History and complete physical examination was performed. This included Waddell testing, McGill questionnaire, and pain drawings. All candidates signed opioid agreements and random urine testing was performed. None of the urine test came back positive for illicit drugs before the trial. Using the gradual tapering/ conversion (50% reduction from oxycodone to morphine sustained release), we were able to successfully convert all patients to morphine (both single dose and MSIR 15mg BID). The final ratio of morphine to oxycodone was 1:1-1.2. Three patients (20%) developed mild withdrawal symptoms. Pain relief was comparable to the analgesia provided by oxycodone derivatives. Two patients had mild itching (defined as not requiring any intervention). Three patients experienced nausea in the first week of the trial but, again, no treatment was needed.
The use of opioid therapy in chronic non-malignant pain syndrome has been shown to improve the quality of life issues.1 There should be appropriate patient and opioid selection and co-morbid conditions such as depression and anxiety should be addressed to optimize the outcomes.1,9 The controversy of opioid use in chronic non-terminal pain comes from confusing addiction for tolerance that may result from chronic opioid therapy.1,2,4,9 While opioid therapy for both terminal and non-terminal pain syndrome is effective, side effects of opioid therapy have an important role in the success and/or failure of the treatment plan.1-4
Furthermore, treating physicians sometimes meet a required dose escalation due to tolerance with resistance.
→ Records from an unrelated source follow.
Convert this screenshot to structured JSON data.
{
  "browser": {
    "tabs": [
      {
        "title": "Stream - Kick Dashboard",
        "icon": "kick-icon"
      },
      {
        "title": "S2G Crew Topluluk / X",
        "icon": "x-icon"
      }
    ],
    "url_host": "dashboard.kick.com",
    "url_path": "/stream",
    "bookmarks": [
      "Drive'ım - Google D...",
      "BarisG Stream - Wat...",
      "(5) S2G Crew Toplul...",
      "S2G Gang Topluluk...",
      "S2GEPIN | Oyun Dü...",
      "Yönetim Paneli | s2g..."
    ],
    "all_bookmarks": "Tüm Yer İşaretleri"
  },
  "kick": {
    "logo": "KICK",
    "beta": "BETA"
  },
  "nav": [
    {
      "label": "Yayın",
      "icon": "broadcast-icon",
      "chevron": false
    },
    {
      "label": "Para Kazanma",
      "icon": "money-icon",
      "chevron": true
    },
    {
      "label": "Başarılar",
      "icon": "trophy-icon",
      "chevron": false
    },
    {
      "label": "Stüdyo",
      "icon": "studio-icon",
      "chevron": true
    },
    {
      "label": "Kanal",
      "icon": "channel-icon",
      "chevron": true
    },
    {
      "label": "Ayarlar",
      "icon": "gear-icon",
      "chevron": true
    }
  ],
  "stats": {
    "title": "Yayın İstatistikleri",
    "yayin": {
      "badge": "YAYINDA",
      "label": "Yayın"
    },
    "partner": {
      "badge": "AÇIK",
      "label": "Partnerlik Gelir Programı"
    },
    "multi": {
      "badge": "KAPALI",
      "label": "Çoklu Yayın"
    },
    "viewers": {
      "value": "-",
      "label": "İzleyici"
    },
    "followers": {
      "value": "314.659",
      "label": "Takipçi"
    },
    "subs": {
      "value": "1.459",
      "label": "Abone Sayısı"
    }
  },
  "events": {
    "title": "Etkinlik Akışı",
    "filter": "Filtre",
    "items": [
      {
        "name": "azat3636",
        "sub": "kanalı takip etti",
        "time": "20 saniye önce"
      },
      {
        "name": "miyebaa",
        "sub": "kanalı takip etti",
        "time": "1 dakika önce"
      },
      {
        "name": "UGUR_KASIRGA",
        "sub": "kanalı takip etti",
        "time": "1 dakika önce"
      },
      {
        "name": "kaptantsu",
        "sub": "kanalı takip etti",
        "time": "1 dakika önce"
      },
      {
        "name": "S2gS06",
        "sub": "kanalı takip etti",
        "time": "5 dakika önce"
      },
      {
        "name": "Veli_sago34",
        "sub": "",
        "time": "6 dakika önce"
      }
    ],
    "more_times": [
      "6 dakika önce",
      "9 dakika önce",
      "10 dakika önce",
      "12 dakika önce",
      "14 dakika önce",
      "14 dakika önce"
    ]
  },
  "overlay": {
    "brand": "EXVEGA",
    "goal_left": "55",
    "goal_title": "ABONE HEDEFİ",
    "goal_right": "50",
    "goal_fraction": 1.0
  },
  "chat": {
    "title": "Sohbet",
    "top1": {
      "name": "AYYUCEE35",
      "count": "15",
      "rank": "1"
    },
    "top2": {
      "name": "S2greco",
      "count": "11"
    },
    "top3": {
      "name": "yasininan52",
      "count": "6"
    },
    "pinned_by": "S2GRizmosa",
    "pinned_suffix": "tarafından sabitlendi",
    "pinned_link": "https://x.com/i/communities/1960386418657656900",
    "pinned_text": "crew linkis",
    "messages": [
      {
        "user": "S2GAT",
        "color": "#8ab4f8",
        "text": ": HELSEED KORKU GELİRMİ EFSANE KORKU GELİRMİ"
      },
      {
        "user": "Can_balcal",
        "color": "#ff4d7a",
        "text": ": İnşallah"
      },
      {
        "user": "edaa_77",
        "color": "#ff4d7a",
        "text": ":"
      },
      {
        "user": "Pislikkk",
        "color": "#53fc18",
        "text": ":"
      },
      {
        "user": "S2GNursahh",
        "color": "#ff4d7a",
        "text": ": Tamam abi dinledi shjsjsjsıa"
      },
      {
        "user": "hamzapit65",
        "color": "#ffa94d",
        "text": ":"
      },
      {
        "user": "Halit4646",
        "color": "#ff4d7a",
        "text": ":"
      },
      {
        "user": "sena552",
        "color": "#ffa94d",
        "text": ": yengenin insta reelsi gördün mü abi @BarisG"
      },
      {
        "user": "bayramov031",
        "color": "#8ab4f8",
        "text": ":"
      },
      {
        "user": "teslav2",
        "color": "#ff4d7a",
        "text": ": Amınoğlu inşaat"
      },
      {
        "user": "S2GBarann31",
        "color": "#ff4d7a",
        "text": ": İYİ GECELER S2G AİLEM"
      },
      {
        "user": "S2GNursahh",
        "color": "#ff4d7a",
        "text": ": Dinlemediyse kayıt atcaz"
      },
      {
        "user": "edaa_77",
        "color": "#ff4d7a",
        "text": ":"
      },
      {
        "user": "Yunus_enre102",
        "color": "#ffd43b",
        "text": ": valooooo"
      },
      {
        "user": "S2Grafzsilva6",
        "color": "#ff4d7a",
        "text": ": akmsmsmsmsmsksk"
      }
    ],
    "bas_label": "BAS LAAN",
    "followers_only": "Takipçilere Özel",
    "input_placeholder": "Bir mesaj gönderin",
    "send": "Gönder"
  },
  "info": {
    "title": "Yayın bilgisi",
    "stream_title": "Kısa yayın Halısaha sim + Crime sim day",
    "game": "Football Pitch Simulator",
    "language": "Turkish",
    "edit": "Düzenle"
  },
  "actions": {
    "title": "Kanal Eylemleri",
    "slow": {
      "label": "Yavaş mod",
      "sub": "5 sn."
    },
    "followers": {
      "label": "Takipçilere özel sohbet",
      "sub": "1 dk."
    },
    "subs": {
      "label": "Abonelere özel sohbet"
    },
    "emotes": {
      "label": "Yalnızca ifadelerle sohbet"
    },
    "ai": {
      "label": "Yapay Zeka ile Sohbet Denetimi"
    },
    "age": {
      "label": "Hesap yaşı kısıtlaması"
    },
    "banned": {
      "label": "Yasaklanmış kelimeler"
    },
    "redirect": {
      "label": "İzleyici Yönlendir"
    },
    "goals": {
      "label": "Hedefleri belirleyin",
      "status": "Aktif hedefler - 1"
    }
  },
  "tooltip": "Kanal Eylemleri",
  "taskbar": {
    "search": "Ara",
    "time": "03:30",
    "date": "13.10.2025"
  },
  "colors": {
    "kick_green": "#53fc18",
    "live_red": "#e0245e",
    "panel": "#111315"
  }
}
This is due to the fear of aberrant drug behavior including addiction or drug trafficking.1,3,5 Opioid rotation is a well-recognized method used to address rapid tolerance and other side effects of opioid therapy (sedation, altered mental status and aberrant drug behaviors).1,4,9
Opioid rotation is commonly used for malignant (terminal) pain syndromes.1,4 Opioid rotation can be accomplished by converting from short acting to long acting opioid, short acting to another short acting opioid, or long acting to another long acting opioid.4 Opioid rotation can also be done by altering the route of administration.2,4 Opioid rotation, while effective in treating tolerance and opioid side effects during therapy, can be associated with some difficulties. Part of the difficulty is due to the withdrawal symptoms that are associated with opioid rotation.4 This also includes dose escalation (over-dosage and sedation) or under-dosing (leading to increased pain).2,4 This may occur due to incomplete opioid cross tolerance, genetic polymorphism, difference in opioid receptor affinities, and/or different pharmacokinitics of the opioid or the delivery system.2,4,6
A good example of this phenomena is demonstrated in the use of codeine products. There is 7-10% of the population with lower CYP2D6 enzyme activity,6,8 which is needed to convert codeine to morphine and also is utilized in the metabolism of the R Isomer of methadone.6,7,8 This means that such patients would not have good analgesia with codeine and would instead express a preference for another opioid. This situation could be mistakenly interpreted as drug seeking behavior if the treating physician was unfamiliar with codeine metabolization deficiencies in some patients. This enzymatic difference is probably more prevalent in black Americans.6,8